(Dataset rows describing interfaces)
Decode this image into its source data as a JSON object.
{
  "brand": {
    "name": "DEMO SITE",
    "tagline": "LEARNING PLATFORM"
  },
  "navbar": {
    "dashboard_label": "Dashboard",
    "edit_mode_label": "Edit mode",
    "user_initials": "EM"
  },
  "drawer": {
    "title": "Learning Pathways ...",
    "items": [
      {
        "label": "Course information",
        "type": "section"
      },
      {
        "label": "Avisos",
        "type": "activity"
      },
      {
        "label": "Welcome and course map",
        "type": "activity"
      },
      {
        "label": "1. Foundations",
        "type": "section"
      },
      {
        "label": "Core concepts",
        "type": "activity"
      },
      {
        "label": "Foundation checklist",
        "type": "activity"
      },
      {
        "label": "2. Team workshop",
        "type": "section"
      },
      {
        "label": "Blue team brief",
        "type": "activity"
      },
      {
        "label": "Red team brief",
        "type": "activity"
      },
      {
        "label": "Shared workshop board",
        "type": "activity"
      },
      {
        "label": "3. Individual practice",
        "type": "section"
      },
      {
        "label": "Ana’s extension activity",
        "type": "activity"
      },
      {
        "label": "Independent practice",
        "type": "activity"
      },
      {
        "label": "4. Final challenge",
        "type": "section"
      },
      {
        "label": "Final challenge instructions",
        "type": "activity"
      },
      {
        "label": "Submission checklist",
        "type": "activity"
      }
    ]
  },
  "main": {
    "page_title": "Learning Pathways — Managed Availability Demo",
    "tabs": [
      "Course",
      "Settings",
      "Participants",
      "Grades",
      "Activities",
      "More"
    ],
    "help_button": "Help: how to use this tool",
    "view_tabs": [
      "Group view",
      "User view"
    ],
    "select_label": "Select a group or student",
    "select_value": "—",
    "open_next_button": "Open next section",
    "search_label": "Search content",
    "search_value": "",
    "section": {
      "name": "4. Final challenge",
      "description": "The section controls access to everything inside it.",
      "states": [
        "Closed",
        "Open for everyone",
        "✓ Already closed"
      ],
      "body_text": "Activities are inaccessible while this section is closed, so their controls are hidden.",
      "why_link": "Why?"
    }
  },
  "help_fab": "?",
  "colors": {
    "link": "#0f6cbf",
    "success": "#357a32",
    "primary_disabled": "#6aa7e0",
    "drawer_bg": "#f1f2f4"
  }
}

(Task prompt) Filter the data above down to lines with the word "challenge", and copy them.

(Task solution)
        "label": "4. Final challenge",
        "label": "Final challenge instructions",
      "name": "4. Final challenge",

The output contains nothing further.